Nowadays, the potential usefulness as well as the value of health data are broadly recognized. They may transform traditional medicine into clinical science intertwined with data research, driving innovation and producing value from the perspective of the key stakeholders of the health care ecosystem: not only patients but also health care providers and the life insurance sector.
Yet, the health data does not appear out of thin air, it is not a product that can be viewed in isolation. It is:
- the personal data related to the physical or mental health of a natural person, including the provision of health care services, which reveal information about his or her health status (data concerning health),
- the personal data relating to the inherited or acquired genetic characteristics of a natural person which give unique information about the physiology or the health of that natural person and which result, in particular, from an analysis of a biological sample from the natural person in question (genetic data),
- the personal data resulting from specific technical processing relating to the physical, physiological or behavioural characteristics of a natural person, which allow or confirm the unique identification of that natural person, such as facial images or dactyloscopic data (biometric data).
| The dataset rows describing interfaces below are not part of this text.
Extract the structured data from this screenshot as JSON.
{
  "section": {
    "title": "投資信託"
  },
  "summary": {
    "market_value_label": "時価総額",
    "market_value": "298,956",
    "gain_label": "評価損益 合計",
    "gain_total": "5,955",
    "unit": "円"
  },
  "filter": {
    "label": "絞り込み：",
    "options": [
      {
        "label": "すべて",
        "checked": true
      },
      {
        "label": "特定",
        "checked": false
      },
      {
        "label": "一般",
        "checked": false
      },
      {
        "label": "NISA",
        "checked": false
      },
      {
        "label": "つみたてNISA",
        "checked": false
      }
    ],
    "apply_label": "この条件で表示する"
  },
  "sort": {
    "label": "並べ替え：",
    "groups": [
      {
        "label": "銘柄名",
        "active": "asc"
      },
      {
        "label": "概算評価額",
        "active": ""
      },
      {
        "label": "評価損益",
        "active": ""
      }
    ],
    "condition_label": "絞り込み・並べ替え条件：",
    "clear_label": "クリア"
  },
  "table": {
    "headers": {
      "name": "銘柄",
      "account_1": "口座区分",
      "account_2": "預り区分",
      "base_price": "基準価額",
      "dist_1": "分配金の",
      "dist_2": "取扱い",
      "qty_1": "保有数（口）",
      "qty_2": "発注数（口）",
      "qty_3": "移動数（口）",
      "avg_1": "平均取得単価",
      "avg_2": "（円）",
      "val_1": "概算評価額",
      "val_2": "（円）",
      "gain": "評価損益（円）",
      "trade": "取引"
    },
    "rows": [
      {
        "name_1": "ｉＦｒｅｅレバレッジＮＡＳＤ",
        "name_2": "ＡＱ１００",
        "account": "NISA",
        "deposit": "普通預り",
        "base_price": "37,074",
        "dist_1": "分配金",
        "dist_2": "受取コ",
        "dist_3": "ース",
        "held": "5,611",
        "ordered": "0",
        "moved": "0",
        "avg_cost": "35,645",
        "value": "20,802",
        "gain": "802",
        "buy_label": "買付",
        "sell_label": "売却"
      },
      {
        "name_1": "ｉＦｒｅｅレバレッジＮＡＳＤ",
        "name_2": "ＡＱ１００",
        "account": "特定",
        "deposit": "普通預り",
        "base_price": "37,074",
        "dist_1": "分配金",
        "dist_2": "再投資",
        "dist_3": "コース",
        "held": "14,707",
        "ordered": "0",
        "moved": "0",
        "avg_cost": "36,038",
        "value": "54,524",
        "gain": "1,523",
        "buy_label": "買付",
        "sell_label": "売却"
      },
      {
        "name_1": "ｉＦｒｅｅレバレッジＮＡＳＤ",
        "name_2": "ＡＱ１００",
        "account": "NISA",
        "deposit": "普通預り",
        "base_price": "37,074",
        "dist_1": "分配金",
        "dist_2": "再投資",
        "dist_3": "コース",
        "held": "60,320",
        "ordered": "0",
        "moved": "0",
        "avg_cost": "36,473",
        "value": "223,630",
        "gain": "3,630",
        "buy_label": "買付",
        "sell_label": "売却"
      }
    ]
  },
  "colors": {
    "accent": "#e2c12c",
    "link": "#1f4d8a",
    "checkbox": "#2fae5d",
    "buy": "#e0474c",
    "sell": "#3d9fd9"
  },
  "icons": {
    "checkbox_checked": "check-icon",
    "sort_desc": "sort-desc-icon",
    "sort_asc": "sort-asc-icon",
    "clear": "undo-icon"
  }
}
Thus, the individual cannot be deprived of the right to decide about their processing as the health issues are at the very centre of the privacy protection sphere.
It becomes clear that balancing the interests of the private individual whose privacy is protected, interests of other private and public actors, and general common interests is highly problematic. Naturally, processing of the health data cannot be unrestricted: optimally, the legal framework should facilitate unlocking the value of health data for European citizens and businesses and empower users in the management of their own health data without undermining the very essence of the right to privacy.
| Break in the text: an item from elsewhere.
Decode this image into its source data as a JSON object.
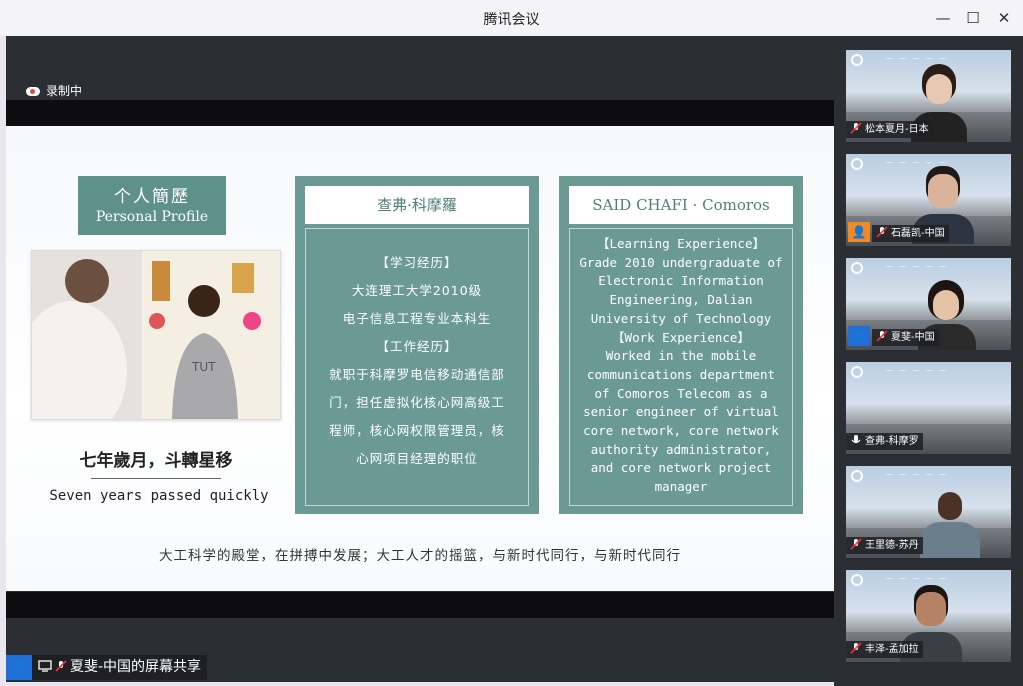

Currently, processing of health data falls under complex GDPR legal regime. This, however, poses a serious challenge for the data processors on the one hand and, on the other, gives rise to numerous legal questions. What are the grounds for processing such data in this highly differentiated context? How should medical data be protected both on the regulatory and technological level? How can we harness newest technology to increase data safety? How can anonymization and/or privacy-preserving data management techniques using efficient cryptography (e.g. homomorphic, secure multi-party computations) contribute to reaching higher protection levels without becoming a hurdle or an impediment for legitimate data processing? Can the blockchain technologies be used for health information exchange? Should the creation of technological infrastructure be coupled with establishing proper key management schemes?
The task is twofold. First, on the regulatory level general policy guidelines for legislators, independent agencies, businesses on data sharing platforms are necessary, together with the analysis of the policy and market implications of providing privacy-preserving services. Second, the practical recommendations are needed: specific postulates should be formulated on how data protection techniques can be applied in the health domain, in order to contribute to achieving the abovementioned aims.
Author: dr. Katarzyna Południak-Gierz, Jagiellonian University